Samain Joe and SeoAh Moon
The pilgrim notion, layered over my pagan orientation, has begun to take hold. It makes so much sense, not sure why I didn’t latch onto it until now. Since I was young, I’ve questioned, well, almost everything. In the year after college, that would be 1970, I visited a psychiatrist, don’t recall why. He gave me an MMPI. Diagnosis? Philosophical neurosis. Odd, eh? 47 years of self-exploration later, I’d say the MMPI really meant, permanent pilgrim.
Some of us can find a spot on the path, say, Buddhism, Christianity, Transcendentalism, Islam, Judaism, settle in and deepen our journey within a tradition. Some of us abjure the path, say it leads nowhere, dulls our mind and clouding our senses. Others, and I know a surprising number who fit this, define themselves over against a tradition, choosing to be Not Catholic, Not Jewish, Not conservative Christian.

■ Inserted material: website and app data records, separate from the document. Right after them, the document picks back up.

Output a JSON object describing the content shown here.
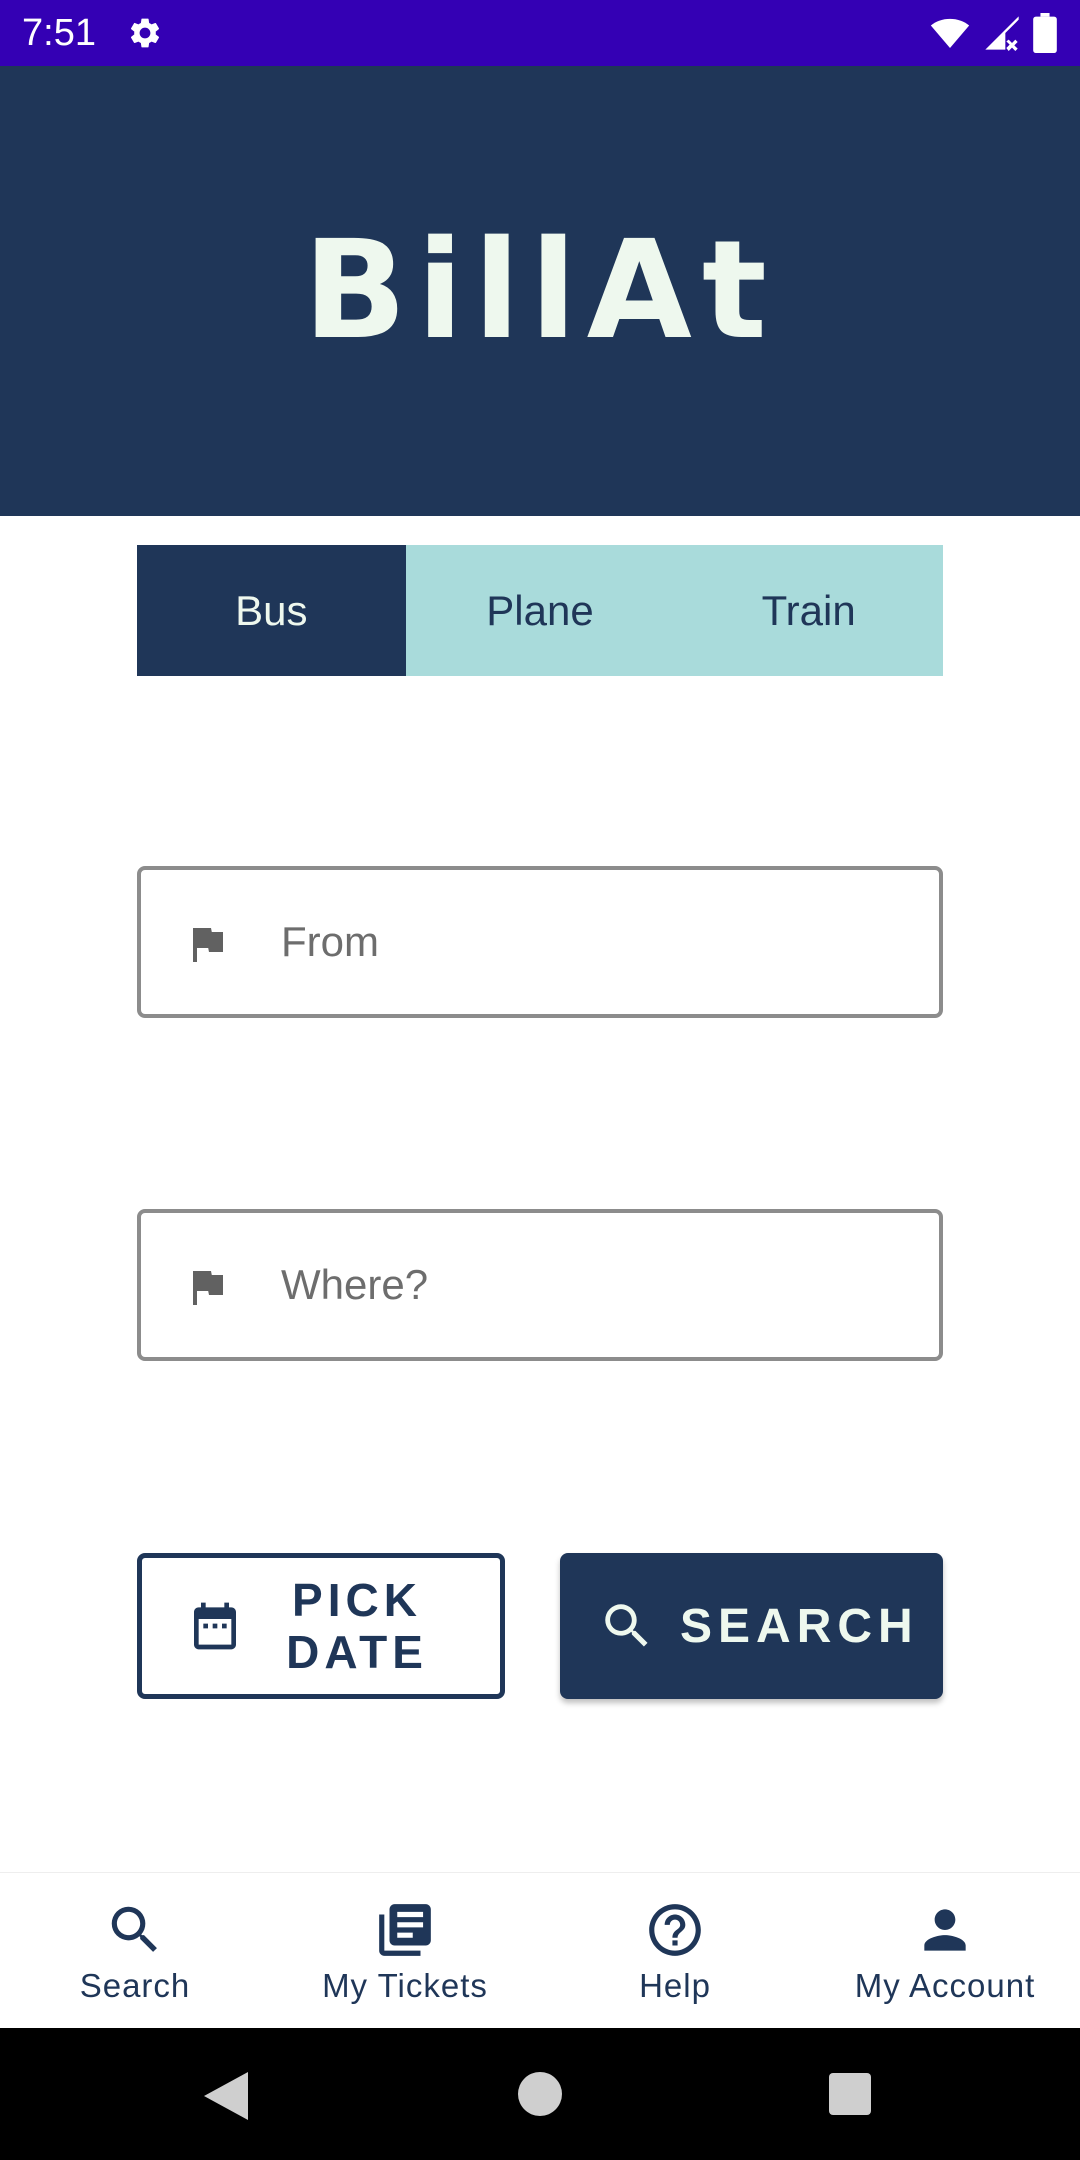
{
  "status_bar": {
    "time": "7:51"
  },
  "header": {
    "title": "BillAt"
  },
  "tabs": [
    {
      "label": "Bus",
      "active": true
    },
    {
      "label": "Plane",
      "active": false
    },
    {
      "label": "Train",
      "active": false
    }
  ],
  "from_field": {
    "placeholder": "From",
    "value": "",
    "icon": "flag-icon"
  },
  "where_field": {
    "placeholder": "Where?",
    "value": "",
    "icon": "flag-icon"
  },
  "pick_date_button": {
    "label": "PICK DATE",
    "icon": "calendar-icon"
  },
  "search_button": {
    "label": "SEARCH",
    "icon": "search-icon"
  },
  "bottom_nav": [
    {
      "label": "Search",
      "icon": "search-icon"
    },
    {
      "label": "My Tickets",
      "icon": "tickets-icon"
    },
    {
      "label": "Help",
      "icon": "help-icon"
    },
    {
      "label": "My Account",
      "icon": "account-icon"
    }
  ],
  "colors": {
    "primary": "#1f3658",
    "accent_tab": "#a9dbdb",
    "status_bar": "#3400b4",
    "title_text": "#eef8ee"
  }
}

I have a friend, let’s call him Frank, whose identity as an anti-Catholic colors all of his interactions.
There are some of us though who, for one reason or another, slip out from the covered path of our childhood tradition to walk in the rain. I began to question Christianity late, in early high school, but I remained under its covered walkway until my freshman year of college. Once the intellectual roof of that tradition got blown off I discovered I liked the rain. And, that the weather on the uncovered path changed, could be sunny as well as stormy.

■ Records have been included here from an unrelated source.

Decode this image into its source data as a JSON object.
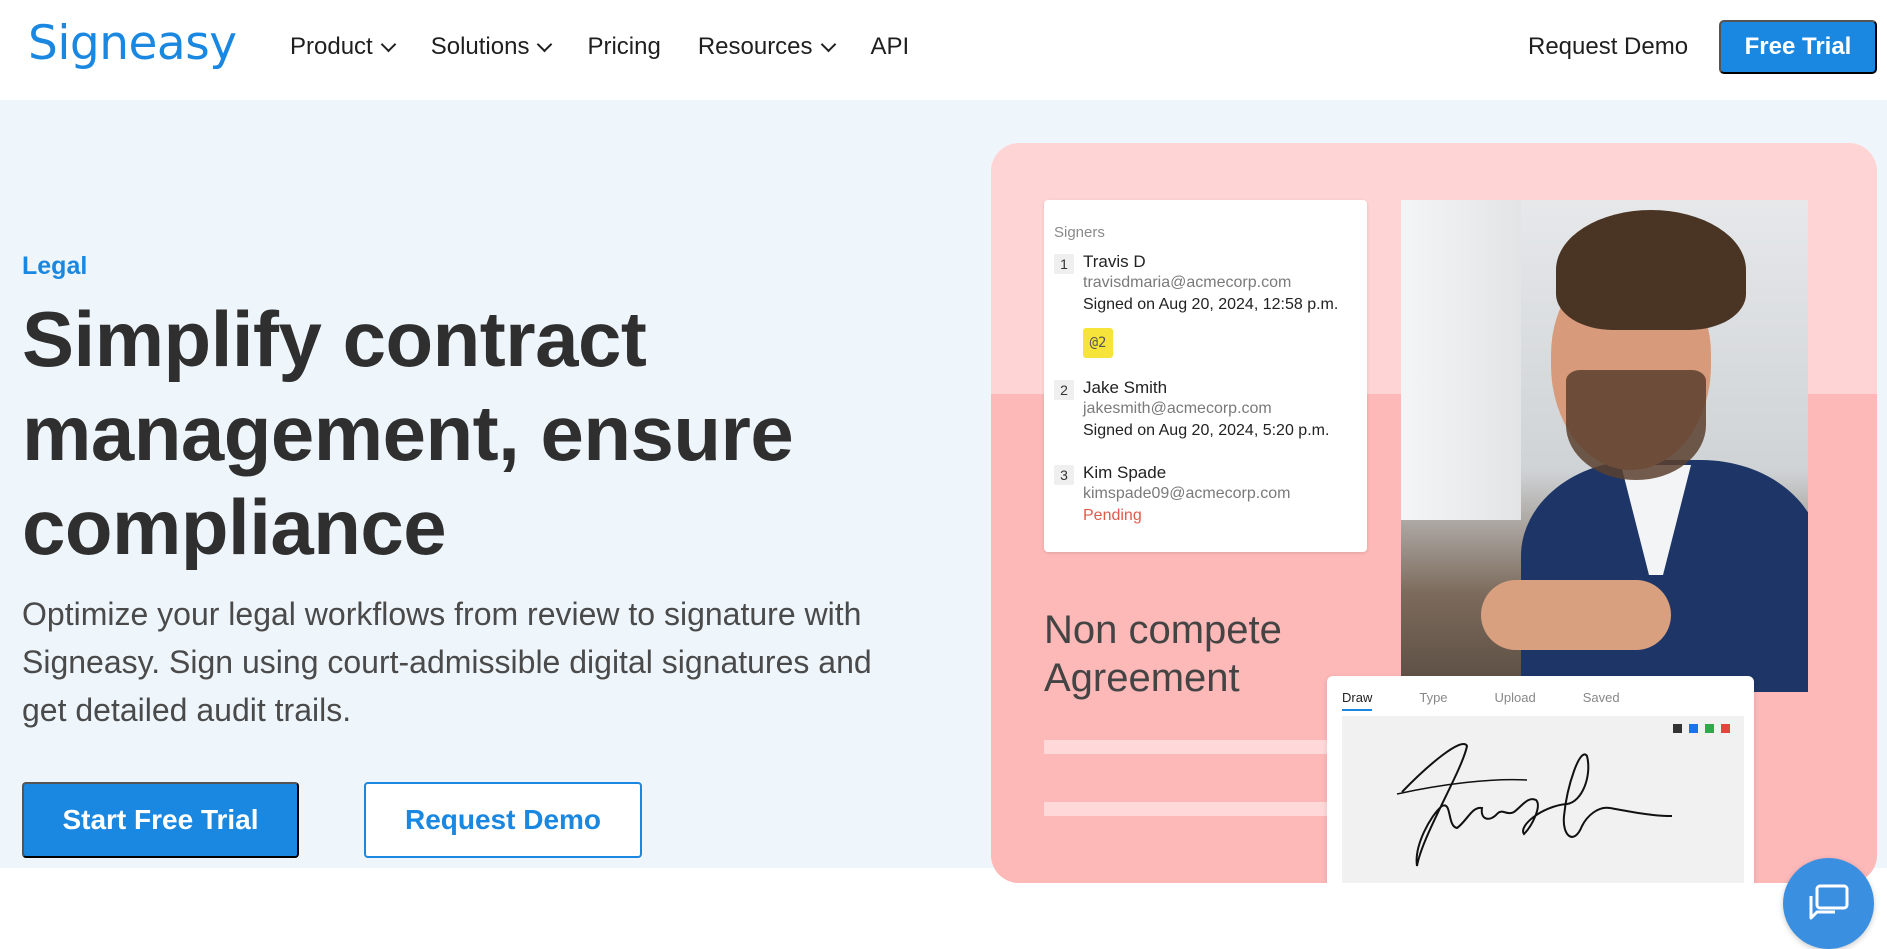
{
  "header": {
    "logo": "Signeasy",
    "nav": [
      {
        "label": "Product",
        "dropdown": true
      },
      {
        "label": "Solutions",
        "dropdown": true
      },
      {
        "label": "Pricing",
        "dropdown": false
      },
      {
        "label": "Resources",
        "dropdown": true
      },
      {
        "label": "API",
        "dropdown": false
      }
    ],
    "request_demo": "Request Demo",
    "free_trial": "Free Trial"
  },
  "hero": {
    "eyebrow": "Legal",
    "headline": "Simplify contract management, ensure compliance",
    "subtext": "Optimize your legal workflows from review to signature with Signeasy. Sign using court-admissible digital signatures and get detailed audit trails.",
    "cta_primary": "Start Free Trial",
    "cta_secondary": "Request Demo"
  },
  "illustration": {
    "signers_title": "Signers",
    "signers": [
      {
        "num": "1",
        "name": "Travis D",
        "email": "travisdmaria@acmecorp.com",
        "status": "Signed on Aug 20, 2024, 12:58 p.m.",
        "pending": false,
        "tag": "@2"
      },
      {
        "num": "2",
        "name": "Jake Smith",
        "email": "jakesmith@acmecorp.com",
        "status": "Signed on Aug 20, 2024, 5:20 p.m.",
        "pending": false
      },
      {
        "num": "3",
        "name": "Kim Spade",
        "email": "kimspade09@acmecorp.com",
        "status": "Pending",
        "pending": true
      }
    ],
    "doc_title": "Non compete Agreement",
    "signature_tabs": [
      "Draw",
      "Type",
      "Upload",
      "Saved"
    ],
    "active_tab": "Draw",
    "swatch_colors": [
      "#333333",
      "#1a73e8",
      "#2eaa4a",
      "#e0463d"
    ],
    "colors": {
      "accent": "#1a87e0",
      "panel_top": "#ffd4d4",
      "panel_bottom": "#fdb8b8",
      "pending": "#e05a4c",
      "tag": "#f7e43a"
    }
  },
  "chat": {
    "icon": "chat-icon"
  }
}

I found my back to the Christian path not long after my diagnosis of philosophical neurosis. In fact, I’m recalling now that the psychiatrist thought returning to my childhood faith might help me with my “condition.” And, you know, I think it did. In an obtuse way. When I entered seminary, I didn’t know about Paul Ricoeur’s concept of second naivete. But I lived it.
Returning to the inner world of the gospels, to the flow of the Christian tradition over time, to the close study of both testaments, to contemplative and meditative spirituality reminded me that the way of the pilgrim was real. It was not an afterthought, but a way of its own. Yes, I could and did learn about how to approach sacred texts and learn from them. Yes, I could and did learn from those who loved the covered walkways of Christianity’s various paths. Yes, I could and did learn the awesome (and I mean this word in all its nuances) responsibility of caring for the faith life of others. But I came to understand, not long after the beginning of my ministry, that all of these were tools, not ends in themselves. At least for me.

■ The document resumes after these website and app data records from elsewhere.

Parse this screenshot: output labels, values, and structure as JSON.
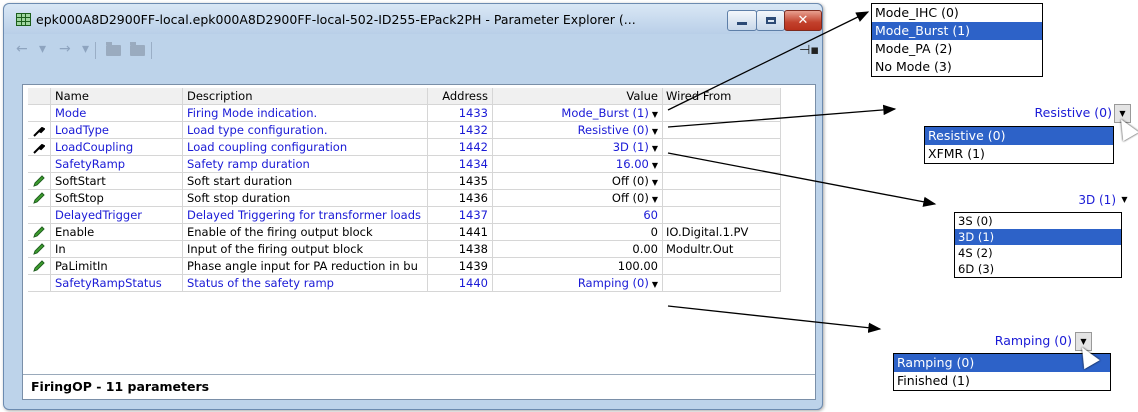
{
  "window": {
    "title": "epk000A8D2900FF-local.epk000A8D2900FF-local-502-ID255-EPack2PH - Parameter Explorer (..."
  },
  "toolbar": {
    "back_glyph": "←",
    "forward_glyph": "→",
    "dropdown_glyph": "▾",
    "pin_glyph": "⊣▪"
  },
  "grid": {
    "columns": [
      "Name",
      "Description",
      "Address",
      "Value",
      "Wired From"
    ],
    "rows": [
      {
        "icon": "",
        "name": "Mode",
        "description": "Firing Mode indication.",
        "address": "1433",
        "value": "Mode_Burst (1)",
        "dropdown": true,
        "wired": "",
        "blue": true
      },
      {
        "icon": "wrench",
        "name": "LoadType",
        "description": "Load type configuration.",
        "address": "1432",
        "value": "Resistive (0)",
        "dropdown": true,
        "wired": "",
        "blue": true
      },
      {
        "icon": "wrench",
        "name": "LoadCoupling",
        "description": "Load coupling configuration",
        "address": "1442",
        "value": "3D (1)",
        "dropdown": true,
        "wired": "",
        "blue": true
      },
      {
        "icon": "",
        "name": "SafetyRamp",
        "description": "Safety ramp duration",
        "address": "1434",
        "value": "16.00",
        "dropdown": true,
        "wired": "",
        "blue": true
      },
      {
        "icon": "pencil",
        "name": "SoftStart",
        "description": "Soft start duration",
        "address": "1435",
        "value": "Off (0)",
        "dropdown": true,
        "wired": "",
        "blue": false
      },
      {
        "icon": "pencil",
        "name": "SoftStop",
        "description": "Soft stop duration",
        "address": "1436",
        "value": "Off (0)",
        "dropdown": true,
        "wired": "",
        "blue": false
      },
      {
        "icon": "",
        "name": "DelayedTrigger",
        "description": "Delayed Triggering for transformer loads",
        "address": "1437",
        "value": "60",
        "dropdown": false,
        "wired": "",
        "blue": true
      },
      {
        "icon": "pencil",
        "name": "Enable",
        "description": "Enable of the firing output block",
        "address": "1441",
        "value": "0",
        "dropdown": false,
        "wired": "IO.Digital.1.PV",
        "blue": false
      },
      {
        "icon": "pencil",
        "name": "In",
        "description": "Input of the firing output block",
        "address": "1438",
        "value": "0.00",
        "dropdown": false,
        "wired": "Modultr.Out",
        "blue": false
      },
      {
        "icon": "pencil",
        "name": "PaLimitIn",
        "description": "Phase angle input for PA reduction in bu",
        "address": "1439",
        "value": "100.00",
        "dropdown": false,
        "wired": "",
        "blue": false
      },
      {
        "icon": "",
        "name": "SafetyRampStatus",
        "description": "Status of the safety ramp",
        "address": "1440",
        "value": "Ramping (0)",
        "dropdown": true,
        "wired": "",
        "blue": true
      }
    ]
  },
  "status": {
    "text": "FiringOP  -  11 parameters"
  },
  "callouts": {
    "mode": {
      "items": [
        "Mode_IHC (0)",
        "Mode_Burst (1)",
        "Mode_PA (2)",
        "No Mode (3)"
      ],
      "selected": 1
    },
    "loadtype": {
      "value": "Resistive (0)",
      "items": [
        "Resistive (0)",
        "XFMR (1)"
      ],
      "selected": 0
    },
    "coupling": {
      "value": "3D (1)",
      "items": [
        "3S (0)",
        "3D (1)",
        "4S (2)",
        "6D (3)"
      ],
      "selected": 1
    },
    "ramp": {
      "value": "Ramping (0)",
      "items": [
        "Ramping (0)",
        "Finished (1)"
      ],
      "selected": 0
    }
  },
  "colors": {
    "param_blue": "#1a1ad6",
    "selection": "#2d62c8",
    "frame": "#bdd3ea"
  }
}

Though the world of the scholastics was putatively over in the late middle ages, in fact it continues to this day in all those traditions that rely on sacred texts as their raison d’etre. Why? Because any time your learning comes from the words of others, be they ancient or contemporary, you have put a barrier between yourself and the sorts of truths that religions espouse. These words can be evocative, can be inspirational, can be vivifying for the spirit. They can be poetic, dramatic, regulatory, awe inspiring, yet they are always the perceptions of others, written in words that conceal as much, more, than they reveal.
Some of us, most of us, want to remain under a covered walkway whether that walkway is a particular faith tradition or the covered walkway of atheism, permanent skepticism. Either way, the sky is hidden and the path winds along in a direction, headed toward a destination defined by itself. This is soothing and can allow for a genuine in depth exploration of that path.
A few of us, for reasons probably unclear to us, find a covered walkway claustrophobic, confining. Even if we give ourselves over to such a path for a while we always find a spur that leads out under the open sky. I have walked under the open sky most of my life, with a fifteen year hiatus on the covered path of the Reformed tradition of Christianity. Since 1990 or so, really earlier, but this is the clear demarcation, I wandered out from under the protection of that path and have not looked back.
Right now I’m trekking alongside the Jewish path, its Reconstructionist lane. Mussar, kabbalah, even Hebrew itself, have much to teach. The culture, the civilization created by Jews over the millennia, is rich and cultivates responsible, caring persons. I’m grateful for the opportunity to explore its learnings in a wonderful community.
When I was in the Unitarian-Universalist movement, I found it, appositely, too eclectic, too rootless. It was like a garden with so many different flowers that there was no beauty, just many, many different blooms. To me. For the right person, it can be a pilgrim path, too, or even a covered walkway, but for me it lead in too many directions at once.
There were monks in the ancient Celtic Christian church, the blend of the auld faith of the Celts and Christianity that preceded Catholicism in the Celtic lands, that defined their spiritual practice as peregrinatio, wandering around. They went from village to village staying in huts. They had no permanent homes, no monastery. Like the staret featured in the Russian spiritual classic The Way of the Pilgrim, they were, in a real sense, homeless. Both Taoism and Hinduism have wandering adherents, too. Buddhist monks traveled the Silk Road.
I consider myself in their tradition, unattached to a religious institution, yet a follower of a mystical way, one that can express itself in the language of many, perhaps any, tradition, while remaining outside in the rain.